supporting consideration of a bulk drug substance for inclusion on 
the list may not be of the same type, amount, or quality as is 
required to support an NDA.
---------------------------------------------------------------------------

Compounded Product

     Information about the dosage form(s) into which the drug 
substance will be compounded (including formulations);
     Information about the strength(s) of the compounded 
product(s);
     Information about the anticipated route(s) of 
administration of the compounded product(s);
     Information about the past and proposed use(s) of the 
compounded product(s), including the rationale for its use or why the 
compounded product(s), as opposed to an FDA-approved product, is 
necessary; and
     Available stability data for the compounded product(s).
    FDA cannot guarantee that all drugs nominated during the nomination 
period will be considered for inclusion on the next published bulk 
drugs list. Nominations received during the nomination period that are 
supported by the most complete and relevant information will likely be 
evaluated first. Nominations that are not evaluated during this first 
phase will receive consideration for list amendments, as the 
development of this list will be an ongoing process. Individuals and 
organizations also will be able to petition FDA to make additional list 
amendments after the list is published.
    Interested persons may submit either electronic nominations to 
http://www.regulations.gov or written nominations to the Division of 
Dockets Management (see ADDRESSES). It is only necessary to send one 
set of nominations. Identify nominations with the docket number found 
in the brackets in the heading of this document. Received nominations 
may be seen in the Division of Dockets Management between 9 a.m. and 4 
p.m., Monday through Friday, and will be posted to the docket at http://www.regulations.gov.

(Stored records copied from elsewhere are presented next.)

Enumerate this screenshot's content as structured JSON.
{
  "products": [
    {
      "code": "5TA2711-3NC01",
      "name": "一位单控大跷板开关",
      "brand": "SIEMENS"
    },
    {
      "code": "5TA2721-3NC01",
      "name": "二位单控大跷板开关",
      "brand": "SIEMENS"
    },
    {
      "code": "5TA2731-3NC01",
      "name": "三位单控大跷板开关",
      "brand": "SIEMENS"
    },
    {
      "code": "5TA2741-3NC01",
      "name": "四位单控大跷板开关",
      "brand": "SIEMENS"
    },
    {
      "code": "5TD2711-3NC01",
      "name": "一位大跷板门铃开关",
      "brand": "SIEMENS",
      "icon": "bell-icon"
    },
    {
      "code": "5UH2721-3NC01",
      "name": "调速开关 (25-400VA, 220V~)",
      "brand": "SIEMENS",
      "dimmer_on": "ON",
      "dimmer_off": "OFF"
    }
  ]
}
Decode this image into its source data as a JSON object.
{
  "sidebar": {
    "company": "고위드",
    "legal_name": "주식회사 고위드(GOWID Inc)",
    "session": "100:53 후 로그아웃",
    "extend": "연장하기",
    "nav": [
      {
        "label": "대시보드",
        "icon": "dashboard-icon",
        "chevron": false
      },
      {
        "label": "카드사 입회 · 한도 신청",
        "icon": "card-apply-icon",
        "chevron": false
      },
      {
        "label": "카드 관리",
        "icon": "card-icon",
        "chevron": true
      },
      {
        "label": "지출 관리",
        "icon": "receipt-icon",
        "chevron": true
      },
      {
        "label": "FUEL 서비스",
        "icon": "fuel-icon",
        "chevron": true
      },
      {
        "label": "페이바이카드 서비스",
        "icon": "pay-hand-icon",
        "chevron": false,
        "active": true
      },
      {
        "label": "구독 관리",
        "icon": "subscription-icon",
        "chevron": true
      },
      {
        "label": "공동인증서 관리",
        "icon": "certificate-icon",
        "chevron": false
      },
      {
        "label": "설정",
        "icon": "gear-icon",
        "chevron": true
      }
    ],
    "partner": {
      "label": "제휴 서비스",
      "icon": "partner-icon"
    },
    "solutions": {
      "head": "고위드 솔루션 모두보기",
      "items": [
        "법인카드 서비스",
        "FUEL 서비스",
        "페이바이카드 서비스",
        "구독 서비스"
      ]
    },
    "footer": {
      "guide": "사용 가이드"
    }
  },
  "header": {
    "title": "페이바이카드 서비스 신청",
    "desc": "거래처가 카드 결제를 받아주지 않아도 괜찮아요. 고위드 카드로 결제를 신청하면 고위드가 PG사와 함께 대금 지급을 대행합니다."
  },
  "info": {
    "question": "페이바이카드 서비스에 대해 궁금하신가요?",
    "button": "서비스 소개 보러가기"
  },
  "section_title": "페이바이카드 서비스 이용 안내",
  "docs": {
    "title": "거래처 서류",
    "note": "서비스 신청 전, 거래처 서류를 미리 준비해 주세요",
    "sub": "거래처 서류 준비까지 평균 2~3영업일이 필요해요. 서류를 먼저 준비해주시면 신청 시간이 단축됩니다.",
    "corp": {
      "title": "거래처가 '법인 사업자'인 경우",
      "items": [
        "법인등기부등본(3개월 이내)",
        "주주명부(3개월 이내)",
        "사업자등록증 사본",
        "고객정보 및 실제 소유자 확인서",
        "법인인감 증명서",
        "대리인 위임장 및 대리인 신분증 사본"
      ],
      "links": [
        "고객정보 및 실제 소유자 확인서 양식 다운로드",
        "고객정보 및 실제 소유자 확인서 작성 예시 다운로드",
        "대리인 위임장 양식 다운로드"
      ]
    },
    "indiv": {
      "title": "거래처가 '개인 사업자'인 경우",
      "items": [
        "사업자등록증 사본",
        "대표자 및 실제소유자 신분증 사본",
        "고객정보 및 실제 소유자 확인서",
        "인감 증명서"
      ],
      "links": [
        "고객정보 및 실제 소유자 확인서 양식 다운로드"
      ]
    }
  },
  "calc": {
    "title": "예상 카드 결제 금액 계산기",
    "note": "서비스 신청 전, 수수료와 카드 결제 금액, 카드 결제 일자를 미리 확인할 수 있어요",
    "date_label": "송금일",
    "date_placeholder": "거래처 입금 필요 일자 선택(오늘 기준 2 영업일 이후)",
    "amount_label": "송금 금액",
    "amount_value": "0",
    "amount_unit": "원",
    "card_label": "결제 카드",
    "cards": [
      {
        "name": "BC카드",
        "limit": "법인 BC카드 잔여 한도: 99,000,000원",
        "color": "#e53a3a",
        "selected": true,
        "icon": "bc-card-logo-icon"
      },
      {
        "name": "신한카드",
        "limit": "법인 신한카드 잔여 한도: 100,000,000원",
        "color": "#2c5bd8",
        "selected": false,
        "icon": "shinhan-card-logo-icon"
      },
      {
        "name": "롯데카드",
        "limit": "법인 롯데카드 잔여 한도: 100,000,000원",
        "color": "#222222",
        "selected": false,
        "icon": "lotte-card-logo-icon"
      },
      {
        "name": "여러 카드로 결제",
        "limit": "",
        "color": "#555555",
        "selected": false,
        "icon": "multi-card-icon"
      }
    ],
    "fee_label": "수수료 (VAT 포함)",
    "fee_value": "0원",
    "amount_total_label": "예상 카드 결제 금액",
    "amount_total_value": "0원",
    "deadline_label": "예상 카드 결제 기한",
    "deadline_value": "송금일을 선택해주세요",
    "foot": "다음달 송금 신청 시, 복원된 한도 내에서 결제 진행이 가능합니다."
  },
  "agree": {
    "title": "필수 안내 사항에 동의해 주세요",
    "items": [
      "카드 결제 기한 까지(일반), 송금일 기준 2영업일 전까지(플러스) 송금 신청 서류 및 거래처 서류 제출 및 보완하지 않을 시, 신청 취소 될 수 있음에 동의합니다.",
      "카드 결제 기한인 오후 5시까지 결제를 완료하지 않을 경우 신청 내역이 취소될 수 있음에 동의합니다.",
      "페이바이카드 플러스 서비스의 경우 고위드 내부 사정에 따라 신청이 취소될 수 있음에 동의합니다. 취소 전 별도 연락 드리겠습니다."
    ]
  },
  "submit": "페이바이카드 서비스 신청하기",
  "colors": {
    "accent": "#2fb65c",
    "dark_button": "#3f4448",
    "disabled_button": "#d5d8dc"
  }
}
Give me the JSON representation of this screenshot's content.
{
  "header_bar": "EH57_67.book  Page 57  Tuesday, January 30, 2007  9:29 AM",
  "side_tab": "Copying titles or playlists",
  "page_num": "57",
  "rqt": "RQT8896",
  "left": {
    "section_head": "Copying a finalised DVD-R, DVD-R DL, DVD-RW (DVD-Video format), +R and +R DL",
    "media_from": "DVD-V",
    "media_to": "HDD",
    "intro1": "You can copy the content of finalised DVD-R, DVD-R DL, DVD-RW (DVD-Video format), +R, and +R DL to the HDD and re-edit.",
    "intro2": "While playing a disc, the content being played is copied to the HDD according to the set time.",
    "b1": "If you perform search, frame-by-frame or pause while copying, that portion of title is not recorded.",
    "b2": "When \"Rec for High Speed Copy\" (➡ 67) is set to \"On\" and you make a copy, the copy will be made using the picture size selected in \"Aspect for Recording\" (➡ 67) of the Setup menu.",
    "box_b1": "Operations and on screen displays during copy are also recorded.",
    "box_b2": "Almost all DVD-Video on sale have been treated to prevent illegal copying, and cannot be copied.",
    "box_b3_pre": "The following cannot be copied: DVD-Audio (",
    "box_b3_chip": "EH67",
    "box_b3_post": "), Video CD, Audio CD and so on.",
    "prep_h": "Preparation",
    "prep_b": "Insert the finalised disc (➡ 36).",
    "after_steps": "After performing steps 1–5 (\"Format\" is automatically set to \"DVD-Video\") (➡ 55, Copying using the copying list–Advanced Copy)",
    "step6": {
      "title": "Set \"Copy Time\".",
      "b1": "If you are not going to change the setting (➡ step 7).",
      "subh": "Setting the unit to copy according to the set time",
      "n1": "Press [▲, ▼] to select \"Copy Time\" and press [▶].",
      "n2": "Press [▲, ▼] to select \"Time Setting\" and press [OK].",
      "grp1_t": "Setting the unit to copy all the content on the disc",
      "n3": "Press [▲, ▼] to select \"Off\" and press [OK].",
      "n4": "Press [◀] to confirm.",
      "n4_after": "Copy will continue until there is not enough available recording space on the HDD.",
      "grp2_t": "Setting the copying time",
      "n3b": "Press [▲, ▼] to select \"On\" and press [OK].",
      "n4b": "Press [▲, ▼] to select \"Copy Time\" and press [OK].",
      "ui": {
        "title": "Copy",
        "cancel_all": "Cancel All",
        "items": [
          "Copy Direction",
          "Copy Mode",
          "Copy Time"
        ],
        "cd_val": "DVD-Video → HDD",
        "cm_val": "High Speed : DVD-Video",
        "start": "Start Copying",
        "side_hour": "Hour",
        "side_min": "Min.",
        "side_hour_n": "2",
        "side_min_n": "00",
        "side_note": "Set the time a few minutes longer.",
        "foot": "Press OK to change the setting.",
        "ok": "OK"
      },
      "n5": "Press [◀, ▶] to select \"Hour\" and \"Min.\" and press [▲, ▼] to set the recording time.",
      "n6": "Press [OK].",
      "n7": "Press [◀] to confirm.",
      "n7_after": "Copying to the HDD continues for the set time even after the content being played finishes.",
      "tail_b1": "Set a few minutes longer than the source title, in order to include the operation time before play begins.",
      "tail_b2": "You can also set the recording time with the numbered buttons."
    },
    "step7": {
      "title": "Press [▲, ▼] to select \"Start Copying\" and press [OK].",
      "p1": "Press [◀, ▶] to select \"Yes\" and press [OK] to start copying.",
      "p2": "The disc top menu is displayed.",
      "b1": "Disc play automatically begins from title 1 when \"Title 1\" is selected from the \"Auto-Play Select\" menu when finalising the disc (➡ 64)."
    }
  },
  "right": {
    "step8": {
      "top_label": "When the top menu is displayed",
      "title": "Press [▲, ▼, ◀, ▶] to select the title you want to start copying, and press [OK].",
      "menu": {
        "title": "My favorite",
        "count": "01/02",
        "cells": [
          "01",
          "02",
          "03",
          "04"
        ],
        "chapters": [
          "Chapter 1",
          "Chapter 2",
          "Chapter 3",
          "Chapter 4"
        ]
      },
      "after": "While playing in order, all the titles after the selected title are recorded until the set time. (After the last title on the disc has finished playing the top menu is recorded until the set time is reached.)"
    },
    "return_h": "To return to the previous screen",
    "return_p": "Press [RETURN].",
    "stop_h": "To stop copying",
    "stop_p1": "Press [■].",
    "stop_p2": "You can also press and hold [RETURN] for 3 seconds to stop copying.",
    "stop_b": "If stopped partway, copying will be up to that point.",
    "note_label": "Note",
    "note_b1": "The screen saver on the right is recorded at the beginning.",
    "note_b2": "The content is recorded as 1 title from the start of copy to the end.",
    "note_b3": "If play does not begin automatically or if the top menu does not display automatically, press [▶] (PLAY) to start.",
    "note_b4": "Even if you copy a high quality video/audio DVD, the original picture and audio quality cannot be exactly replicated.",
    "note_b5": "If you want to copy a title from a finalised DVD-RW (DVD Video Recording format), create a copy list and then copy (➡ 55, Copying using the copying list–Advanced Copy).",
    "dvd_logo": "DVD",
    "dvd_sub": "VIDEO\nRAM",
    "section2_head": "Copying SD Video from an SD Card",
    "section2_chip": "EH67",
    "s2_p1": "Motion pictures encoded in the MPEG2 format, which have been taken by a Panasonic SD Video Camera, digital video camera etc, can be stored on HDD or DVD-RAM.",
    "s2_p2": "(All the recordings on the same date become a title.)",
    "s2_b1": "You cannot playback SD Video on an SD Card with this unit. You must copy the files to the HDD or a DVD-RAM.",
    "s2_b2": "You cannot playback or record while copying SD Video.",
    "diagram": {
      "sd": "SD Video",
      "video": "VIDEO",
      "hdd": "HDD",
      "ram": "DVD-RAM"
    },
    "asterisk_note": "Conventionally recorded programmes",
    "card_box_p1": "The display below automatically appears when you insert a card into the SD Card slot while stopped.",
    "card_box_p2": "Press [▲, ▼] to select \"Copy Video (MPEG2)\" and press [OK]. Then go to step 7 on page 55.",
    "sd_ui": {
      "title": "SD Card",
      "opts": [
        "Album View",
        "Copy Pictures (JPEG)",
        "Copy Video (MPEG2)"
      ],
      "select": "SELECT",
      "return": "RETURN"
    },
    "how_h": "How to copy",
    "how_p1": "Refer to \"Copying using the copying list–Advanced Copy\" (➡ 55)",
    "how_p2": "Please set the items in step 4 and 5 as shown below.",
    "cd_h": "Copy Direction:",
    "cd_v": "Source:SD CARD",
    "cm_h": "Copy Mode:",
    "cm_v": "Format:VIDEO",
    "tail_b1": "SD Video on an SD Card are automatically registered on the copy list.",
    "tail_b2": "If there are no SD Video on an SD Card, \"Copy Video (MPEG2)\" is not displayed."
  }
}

    Dated: November 27, 2013.
Leslie Kux,
Assistant Commissioner for Policy.
[FR Doc. 2013-28979 Filed 12-2-13; 11:15 am]
BILLING CODE 4160-01-P